The Chabahar pact will clear the way for India to build an infrastructure network of its own in the region to counter initiatives of both China and Pakistan. India will also help develop the 500 km long Chabahar-Zahedan railway line. Chabahar will be linked with Kandla port in Gujarat and it is only 940 km from Mundra port in Gujarat.
The treaty is a major breakthrough in India’s quarter century relations with Central Asia – an unprecedented step in its long-cherished desire to connect with Central Asia without Pakistan. India-Pakistan partition and conflicts blocked this opportunity to India to enter Central Asia. Now Iran has provided that opportunity to India, which was on limbo due to sanctions on Iran for many years.
India no longer waited to capture this opportunity. For India, it was the right time. The trilateral treaty has neutralised Pakistan and China bargaining position via-a-vis India to a large extent. India could flourish its ties with Afghanistan and Central Asia without the interference of Pakistan. India wants to enhance its US$ 9 billion trade with Iran by competing with Iran-China US$ 52 billion trade. Interestingly, Pakistan-Iran trade is hardly US$ 400 million.
Indian intentions against Gwadar and Pakistan-China corridor and its sabotage activities are well known. It opposes the CPEC as it goes through the disputed area of Jammu and Kashmir.
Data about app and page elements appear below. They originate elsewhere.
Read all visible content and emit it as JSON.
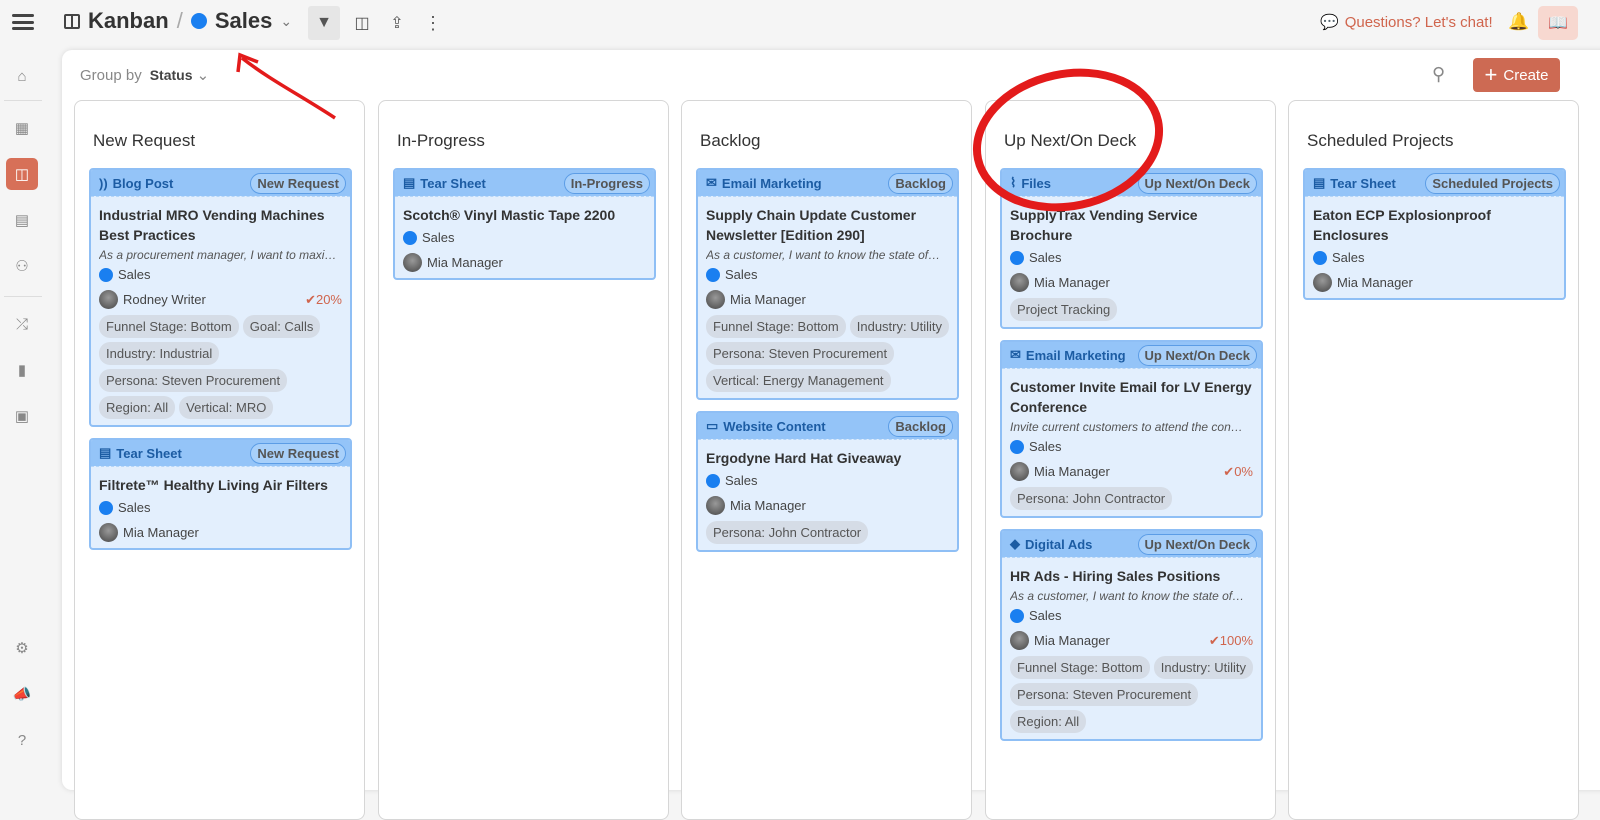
{
  "topbar": {
    "view": "Kanban",
    "separator": "/",
    "board": "Sales",
    "chat": "Questions? Let's chat!"
  },
  "toolbar": {
    "group_by_label": "Group by",
    "group_by_value": "Status",
    "create_label": "Create"
  },
  "colors": {
    "accent": "#cd6a53",
    "sales_dot": "#1a7ff0",
    "card_header": "#94c4f8"
  },
  "columns": [
    {
      "title": "New Request",
      "cards": [
        {
          "type": "Blog Post",
          "icon": "rss",
          "status": "New Request",
          "title": "Industrial MRO Vending Machines Best Practices",
          "desc": "As a procurement manager, I want to maximize…",
          "tag": "Sales",
          "user": "Rodney Writer",
          "progress": "20%",
          "chips": [
            "Funnel Stage: Bottom",
            "Goal: Calls",
            "Industry: Industrial",
            "Persona: Steven Procurement",
            "Region: All",
            "Vertical: MRO"
          ]
        },
        {
          "type": "Tear Sheet",
          "icon": "doc",
          "status": "New Request",
          "title": "Filtrete™ Healthy Living Air Filters",
          "tag": "Sales",
          "user": "Mia Manager",
          "chips": []
        }
      ]
    },
    {
      "title": "In-Progress",
      "cards": [
        {
          "type": "Tear Sheet",
          "icon": "doc",
          "status": "In-Progress",
          "title": "Scotch® Vinyl Mastic Tape 2200",
          "tag": "Sales",
          "user": "Mia Manager",
          "chips": []
        }
      ]
    },
    {
      "title": "Backlog",
      "cards": [
        {
          "type": "Email Marketing",
          "icon": "mail",
          "status": "Backlog",
          "title": "Supply Chain Update Customer Newsletter [Edition 290]",
          "desc": "As a customer, I want to know the state of…",
          "tag": "Sales",
          "user": "Mia Manager",
          "chips": [
            "Funnel Stage: Bottom",
            "Industry: Utility",
            "Persona: Steven Procurement",
            "Vertical: Energy Management"
          ]
        },
        {
          "type": "Website Content",
          "icon": "monitor",
          "status": "Backlog",
          "title": "Ergodyne Hard Hat Giveaway",
          "tag": "Sales",
          "user": "Mia Manager",
          "chips": [
            "Persona: John Contractor"
          ]
        }
      ]
    },
    {
      "title": "Up Next/On Deck",
      "cards": [
        {
          "type": "Files",
          "icon": "clip",
          "status": "Up Next/On Deck",
          "title": "SupplyTrax Vending Service Brochure",
          "tag": "Sales",
          "user": "Mia Manager",
          "chips": [
            "Project Tracking"
          ]
        },
        {
          "type": "Email Marketing",
          "icon": "mail",
          "status": "Up Next/On Deck",
          "title": "Customer Invite Email for LV Energy Conference",
          "desc": "Invite current customers to attend the con…",
          "tag": "Sales",
          "user": "Mia Manager",
          "progress": "0%",
          "chips": [
            "Persona: John Contractor"
          ]
        },
        {
          "type": "Digital Ads",
          "icon": "tag",
          "status": "Up Next/On Deck",
          "title": "HR Ads - Hiring Sales Positions",
          "desc": "As a customer, I want to know the state of…",
          "tag": "Sales",
          "user": "Mia Manager",
          "progress": "100%",
          "chips": [
            "Funnel Stage: Bottom",
            "Industry: Utility",
            "Persona: Steven Procurement",
            "Region: All"
          ]
        }
      ]
    },
    {
      "title": "Scheduled Projects",
      "cards": [
        {
          "type": "Tear Sheet",
          "icon": "doc",
          "status": "Scheduled Projects",
          "title": "Eaton ECP Explosionproof Enclosures",
          "tag": "Sales",
          "user": "Mia Manager",
          "chips": []
        }
      ]
    }
  ]
}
India wanted to break the China’s encirclement from Myanmar to Sri Lanka, and Pakistan. It looks that India, Iran, Afghanistan, Japan, and the United States are working on re-balancing and pivot to Asia restlessly.
Japan has shown keen interest to be a partner of India developing Chabahar port and its industrial zones. Japanese Government has been considering investing in the infrastructural projects at Chabahar. Prime Minister Shinzo Abe will visit Tehran in August to discuss the project. A Japanese delegation has already visited the site and JICA is undertaking feasible studies to execute projects. Japan and India have already built a robust economic partnership across Asia-Pacific. Chabahar is a great collaboration between India and Japan against China and Pakistan. On the contrary, Japan has not shown any interest in Gwadar and entangled with China in South China Sea on territorial issues.
The Chabahar pact is practical manifestation of that ambition. Opposing this, China, Pakistan, and Central Asia (not clear if all or some Republics) would be resisting. Russian support to this evolving bloc is not sure at this time, although America and NATO are opposing Russian moves in Europe and the Middle East and it would be having little choice to support the China-Pakistan partnership.
It is clear that Gwadar and Chabahar are rival and competing ports in the Arabian Sea on the mouth of the Gulf in the India Ocean where super powers rivalry has reached at the peak. They are not sister ports as repeatedly confirmed by Pakistani and Iranian leaders and diplomats over the years.